#35: U.S. Public Opinion
(May 3, 2004)
Many people have a general perception that Americans once loved Israel, particularly in the wake of the dramatic victory in the Six-Day War, but that public support has gradually eroded over time because of Arab propaganda and an anti-Israeli media bias. The data tells a different story.
American public support for Israel has consistently exceeded that of the Arabs and Palestinians by huge margins, and the overall trend over the years has been in Israel’s favor. Large majorities of Americans also view Israel as a friend and reliable ally.

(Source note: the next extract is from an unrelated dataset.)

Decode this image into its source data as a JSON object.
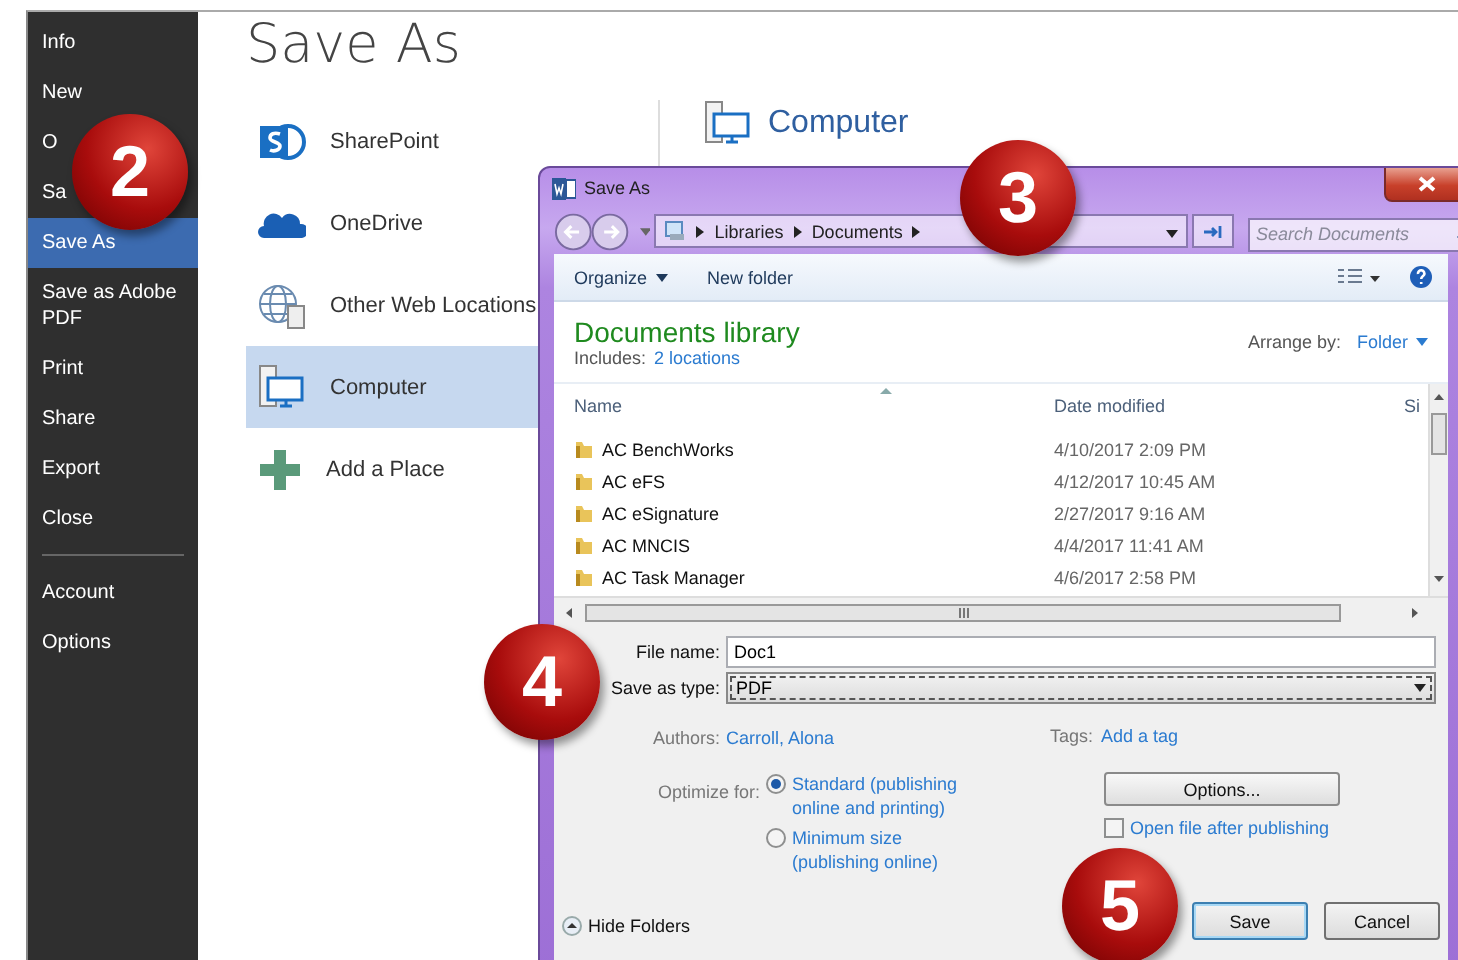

In June 1967, 56% of Americans supported Israel, compared to only 4% who said they sympathized with the Arabs. Despite all that has transpired in the last 37 years, the latest Gallup poll, taken in February 2004, found that 55% of Americans still sympathize with Israel. Support for the Palestinians (Gallup permanently changed the question wording from “Arabs” in 1993) reached a record high in this poll, but is still only 18%.
Overall, support for Israel has been on the upswing since 1967. In the 1970s, the average level of support for Israel was 42%, in the 1980s, it was 46%, and, in the 1990s, 50%, including a record high of 64 percent at the time of the Gulf War in January 1991. So far, in the new millennium, support for Israel is averaging 48%.
Meanwhile, even with the latest record high, support for the Arabs/Palestinians has actually declined in the last two decades from an anemic average just below 15% in the 1980s to less than 14% since 2000. On average, Israel is favored by nearly four to one.
The percentage of Americans with a favorable opinion of Israel has averaged 62% over the past eight years, compared with only 17% for the Palestinian Authority (over five years). Three-quarters of Americans have an unfavorable opinion of the PA, which ranks second from the bottom (only slightly more positively than North Korea) of a list of 22 countries measured by Gallup.
Since 1998, roughly three-fourths of respondents have said the United States should take neither side in the conflict, but those who do pick a side overwhelmingly choose Israel (27% vs. 1% for the Palestinian’s side in 2001). More than three-fourths of Americans also believe Palestinian-Israeli peace is somewhat or very important to the United States.
Polls also indicate the public views Israel as a reliable U.S. ally, a feeling that grew stronger during the first Gulf crisis. A January 1991 Harris Poll, for example, found that 86 percent of Americans considered Israel a “close ally” or “friendly.” In a 2002 ADL poll, the figure was 64%, and a May 2003 survey sponsored by the Alliance for Research on National Security Issues, reported that 63% of Americans believed Israel is “a reliable ally of the U.S. in the fight against terrorism.”
When Fox News asked in February 2003 which nations are friends of the United States, 70% answered Israel, which placed the Jewish State second only to Great Britain, and far ahead of France and Germany.
On U.S. support for Israel, 60% of Americans in the May 2003 Gallup poll said the United States supports Israel about the right amount or too little.
See also: American Attitudes Toward Israel